I have always wanted to create my own CPU design using VHDL or Verilog and synthesize it inside an FPGA. In the next collection of articles, I will showcase my progress of designing a very simple cpu in Verilog and progressively making it more complex with features like pipelining, memory and IO, coprocessors and it's own assembler using Flex and Bison.
Field Programmable Gate Arrays (FPGAs) are a classification of logic chips that include basic building blocks of complex integrated circuits (see Very Large Scale Integrated Circuits (VLSI) and FPGAs). A hardware schematic or behavioral system is coded using an High Definition Language (HDL) such as VHDL or Verilog and the FPGA is programmed to take on the behavior of this HDL description. In short, with an FPGA you can make it behave logically however you wish...including the behavior of a custom designed microprocessor!
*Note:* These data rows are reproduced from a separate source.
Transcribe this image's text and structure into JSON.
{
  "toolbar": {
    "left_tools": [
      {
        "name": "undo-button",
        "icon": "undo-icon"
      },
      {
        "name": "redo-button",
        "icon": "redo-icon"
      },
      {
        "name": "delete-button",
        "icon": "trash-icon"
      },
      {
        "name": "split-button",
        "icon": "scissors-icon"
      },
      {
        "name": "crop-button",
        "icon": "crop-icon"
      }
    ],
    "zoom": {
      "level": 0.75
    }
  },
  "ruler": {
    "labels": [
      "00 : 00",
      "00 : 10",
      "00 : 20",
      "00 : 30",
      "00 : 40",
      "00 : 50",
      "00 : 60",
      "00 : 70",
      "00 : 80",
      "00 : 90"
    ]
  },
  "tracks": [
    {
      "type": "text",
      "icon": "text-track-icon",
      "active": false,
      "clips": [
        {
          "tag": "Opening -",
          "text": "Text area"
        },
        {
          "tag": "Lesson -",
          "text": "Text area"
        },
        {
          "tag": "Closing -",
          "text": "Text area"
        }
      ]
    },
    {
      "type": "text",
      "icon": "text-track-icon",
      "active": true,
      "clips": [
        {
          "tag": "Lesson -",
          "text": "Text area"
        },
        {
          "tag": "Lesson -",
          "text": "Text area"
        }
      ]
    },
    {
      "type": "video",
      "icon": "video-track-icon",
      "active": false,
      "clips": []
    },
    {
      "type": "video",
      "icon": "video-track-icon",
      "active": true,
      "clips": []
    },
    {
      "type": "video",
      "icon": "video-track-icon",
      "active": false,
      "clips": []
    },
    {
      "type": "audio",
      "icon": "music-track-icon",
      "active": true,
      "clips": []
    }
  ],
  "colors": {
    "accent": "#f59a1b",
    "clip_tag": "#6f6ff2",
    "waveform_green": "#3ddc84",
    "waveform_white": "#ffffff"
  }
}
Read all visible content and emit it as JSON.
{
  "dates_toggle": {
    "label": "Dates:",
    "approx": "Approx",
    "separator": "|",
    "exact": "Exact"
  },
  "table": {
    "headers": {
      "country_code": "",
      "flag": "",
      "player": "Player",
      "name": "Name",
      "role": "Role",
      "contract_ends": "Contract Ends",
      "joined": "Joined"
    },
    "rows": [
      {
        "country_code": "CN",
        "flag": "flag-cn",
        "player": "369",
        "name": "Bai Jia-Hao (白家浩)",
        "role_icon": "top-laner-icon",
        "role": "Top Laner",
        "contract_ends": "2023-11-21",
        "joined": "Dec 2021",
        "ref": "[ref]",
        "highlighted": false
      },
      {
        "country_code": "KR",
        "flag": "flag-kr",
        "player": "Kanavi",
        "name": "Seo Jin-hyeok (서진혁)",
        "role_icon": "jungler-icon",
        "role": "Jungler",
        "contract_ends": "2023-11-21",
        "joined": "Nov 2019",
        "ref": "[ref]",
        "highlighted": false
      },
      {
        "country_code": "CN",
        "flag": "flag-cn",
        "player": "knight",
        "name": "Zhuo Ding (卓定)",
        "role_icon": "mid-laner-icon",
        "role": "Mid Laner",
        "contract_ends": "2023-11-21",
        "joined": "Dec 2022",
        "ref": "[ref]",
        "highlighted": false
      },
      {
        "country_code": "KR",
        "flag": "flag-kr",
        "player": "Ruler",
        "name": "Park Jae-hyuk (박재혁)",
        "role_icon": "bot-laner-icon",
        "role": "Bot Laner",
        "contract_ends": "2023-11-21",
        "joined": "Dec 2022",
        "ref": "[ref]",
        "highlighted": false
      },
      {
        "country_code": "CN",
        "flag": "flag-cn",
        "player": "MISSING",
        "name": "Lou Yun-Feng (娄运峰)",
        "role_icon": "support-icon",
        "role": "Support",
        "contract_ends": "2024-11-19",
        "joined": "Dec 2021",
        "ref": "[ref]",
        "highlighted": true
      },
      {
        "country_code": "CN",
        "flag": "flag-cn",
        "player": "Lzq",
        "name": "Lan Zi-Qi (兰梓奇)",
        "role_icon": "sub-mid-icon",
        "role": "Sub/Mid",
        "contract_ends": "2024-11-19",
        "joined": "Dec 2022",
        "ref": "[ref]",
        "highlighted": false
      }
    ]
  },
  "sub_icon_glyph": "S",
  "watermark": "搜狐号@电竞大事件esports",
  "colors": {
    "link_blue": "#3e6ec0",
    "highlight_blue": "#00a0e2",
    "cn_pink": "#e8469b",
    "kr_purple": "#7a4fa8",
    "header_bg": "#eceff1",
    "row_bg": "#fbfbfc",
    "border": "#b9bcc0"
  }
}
Here is the chapter layout, completed chapters are already hyperlinked:
In the first chapter we implement a very basic cpu to introduce ourselves to the verilog behavioral language, basic cpu structure and instantiating the cpu module in a basic testbench.
Branching instructions are added to the cpu. A single subroutine instruction that stores the return program counter (PC register) is also implemented.
What good is a cpu without an assembler? In this chapter we use flex and bison (i.e. lex and yacc) to make an assembler for our cpu. The assembler generates a binary file that can be loaded by the verilog $readmemh statement, or in a synthesized FPGA we would use the binary file to initialize the instruction memory.
Flex and bison are used to create many compilers for many languages and was also used to create the GCC compiler collection. For flex we create a lexer file that defines how the input assember program as text is broken down into tokens, identifiers and constants. For bison we create a language grammer file that determines the syntax of the tokens, identifiers and constants coming from the lexer and specifies actions to emit the assembler binary output. The flex and bison input files are processed at compile time and these programs generate C code that implements our lexer and parser and a small main function ties it all together for a complete assembler.
To increase the throughput of our cpu we add pipelining to each cycle of the cpu. This means that at each clock cycle another instruction is fetched, decoded, executed and wrote back just like the pipelined operation of a manufacturing assembly line. This gives us a theoretical four times increase in throughput. However, hazards and pipeline stalls must be considered which may decrease the performance slightly.
Chapter 5 - Optimizing the design
In chapter 4, we will pipeline the cpu yet still not consider any further optimizations of the overall design. Until this point, our goal with each iteration of the cpu design is to maintain easy to understand verilog code as a tutorial. In this chapter, we consider all possible optimizations including changing code style or language constructs used so the verilog compiler will generate better logic. Timing profiling will also be used to determine where bottlenecks of the cpu exist. Simulation will still be used so optimizing such things as FPGA floorplans and routing will likely be left for a later chapter, possibly called FPGA Synthesis.
Chapter 6 - Memory and IO
In this chapter we create an external cpu bus to connect to large memory and external IO.
Chapter 7 - Coprocessors (maybe)
In this chapter we create a coprocessor to perform application specific processing and offload the main cpu. This chapter is intended to be a tutorial on creating efficient coprocessor busses and coprocessor communication. Probably, the coprocessor design will be a fixed point math processor with 1 or more multipliers and cross-multipliers. (Multiply and Divide will probably not be an instruction in the cpu since these instructions have horrible long timing requirements.)
Chapter 8 - Retargeting GCC
The GNU GCC compiler collection contains a c/c++ compiler that can be targeted to many different hardware platforms. In this chapter, we will create a new GCC platform so this compiler can generate c/c++ code for our cpu. We will most likely use the current Atmel target platform code as a reference, and edit to fit our cpu. GCC working on our cpu is the first step to compiling and running uclinux on our cpu!
Chapter 9 - FPGA Synthesis
Using our sample reference design given in Appendix A, we synthesize our cpu, coprocessors and IO processors inside an FPGA. The sample reference design includes some input and output peripherals to see our cpu work interactively.
Chapter 10 - Building Linux! (maybe)
If benchmarks show the cpu is robust enough, in this chapter we will compile and run uclinux on the reference hardware design. This will involve downloading and compiling the uclinux kernel using a custom config and the retargeted GCC compiler we made from chapter 8.
Appendix A - Sample of a yfcpu hardware reference design
Schematics and pcb layout is given for an example FPGA hardware design that is capable of running our cpu uclinux.
Appendix B - Creating our microcomputer's BIOS
To boot the uclinux kernel and provide some basic services our microcomputer will require a BIOS. We can likely port a small BIOS from another uclinux platform that will easily compile with our retargeted GCC.
Appendix C - Installing ssh and apache
A small chapter on installing and configuring ssh and apache (php?) on our new uclinux yfcpu! Includes a sample dynamic web page that shows some details of our cpu activity.